*What you have to do:* From the listing below, set down exactly each line beginning with the one containing "Convert this screenshot" and ending with the last.
─── Given data ───
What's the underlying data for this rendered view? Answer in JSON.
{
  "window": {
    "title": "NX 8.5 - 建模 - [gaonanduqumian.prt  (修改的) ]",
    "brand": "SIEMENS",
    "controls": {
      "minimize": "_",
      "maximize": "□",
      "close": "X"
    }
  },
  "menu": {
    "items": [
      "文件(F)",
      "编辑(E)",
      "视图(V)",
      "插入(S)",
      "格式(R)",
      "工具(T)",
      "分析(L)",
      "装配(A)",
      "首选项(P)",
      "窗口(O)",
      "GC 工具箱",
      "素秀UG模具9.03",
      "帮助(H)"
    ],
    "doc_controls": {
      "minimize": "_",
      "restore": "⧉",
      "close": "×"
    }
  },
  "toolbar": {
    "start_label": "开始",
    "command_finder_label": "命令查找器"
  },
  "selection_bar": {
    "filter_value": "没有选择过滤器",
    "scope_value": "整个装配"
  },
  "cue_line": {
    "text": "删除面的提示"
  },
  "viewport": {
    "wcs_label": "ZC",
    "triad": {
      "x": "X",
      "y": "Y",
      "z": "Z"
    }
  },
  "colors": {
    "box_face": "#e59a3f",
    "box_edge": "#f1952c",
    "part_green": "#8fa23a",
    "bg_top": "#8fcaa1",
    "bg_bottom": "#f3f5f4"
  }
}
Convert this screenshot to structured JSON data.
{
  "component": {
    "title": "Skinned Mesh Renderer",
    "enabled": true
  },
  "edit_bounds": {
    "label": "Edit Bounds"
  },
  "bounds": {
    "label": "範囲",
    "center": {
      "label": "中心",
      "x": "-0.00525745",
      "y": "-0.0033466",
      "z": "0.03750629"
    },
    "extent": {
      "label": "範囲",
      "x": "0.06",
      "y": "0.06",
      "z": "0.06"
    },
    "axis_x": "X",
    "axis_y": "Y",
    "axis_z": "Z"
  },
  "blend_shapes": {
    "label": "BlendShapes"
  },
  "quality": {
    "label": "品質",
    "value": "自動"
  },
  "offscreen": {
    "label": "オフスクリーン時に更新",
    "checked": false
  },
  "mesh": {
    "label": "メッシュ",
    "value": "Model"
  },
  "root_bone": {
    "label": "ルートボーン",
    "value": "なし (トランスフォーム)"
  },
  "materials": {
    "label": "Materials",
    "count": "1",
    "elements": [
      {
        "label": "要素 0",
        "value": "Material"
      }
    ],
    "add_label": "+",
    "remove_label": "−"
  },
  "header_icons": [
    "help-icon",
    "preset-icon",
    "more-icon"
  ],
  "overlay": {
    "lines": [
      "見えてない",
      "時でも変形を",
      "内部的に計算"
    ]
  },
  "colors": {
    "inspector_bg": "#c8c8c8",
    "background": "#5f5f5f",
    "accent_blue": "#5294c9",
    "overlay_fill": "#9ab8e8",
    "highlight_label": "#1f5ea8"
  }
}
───
*Result for this exercise:*
Convert this screenshot to structured JSON data.
{
  "component": {
    "title": "Skinned Mesh Renderer",
    "enabled": true
  },
  "edit_bounds": {
    "label": "Edit Bounds"
  },
  "bounds": {
    "label": "範囲",
    "center": {
      "label": "中心",
      "x": "-0.00525745",
      "y": "-0.0033466",
      "z": "0.03750629"
    },
    "extent": {
      "label": "範囲",
      "x": "0.06",
      "y": "0.06",
      "z": "0.06"
    },
    "axis_x": "X",
    "axis_y": "Y",
    "axis_z": "Z"
  },
  "blend_shapes": {
    "label": "BlendShapes"
  },
  "quality": {
    "label": "品質",
    "value": "自動"
  },
  "offscreen": {
    "label": "オフスクリーン時に更新",
    "checked": false
  },
  "mesh": {
    "label": "メッシュ",
    "value": "Model"
  },
  "root_bone": {
    "label": "ルートボーン",
    "value": "なし (トランスフォーム)"
  },
  "materials": {
    "label": "Materials",
    "count": "1",
    "elements": [
      {
        "label": "要素 0",
        "value": "Material"
      }
    ],
    "add_label": "+",
    "remove_label": "−"
  },
  "header_icons": [
    "help-icon",
    "preset-icon",
    "more-icon"
  ],
  "overlay": {
    "lines": [
      "見えてない",
      "時でも変形を",
      "内部的に計算"
    ]
  },
  "colors": {
    "inspector_bg": "#c8c8c8",
    "background": "#5f5f5f",
    "accent_blue": "#5294c9",
    "overlay_fill": "#9ab8e8",
    "highlight_label": "#1f5ea8"
  }
}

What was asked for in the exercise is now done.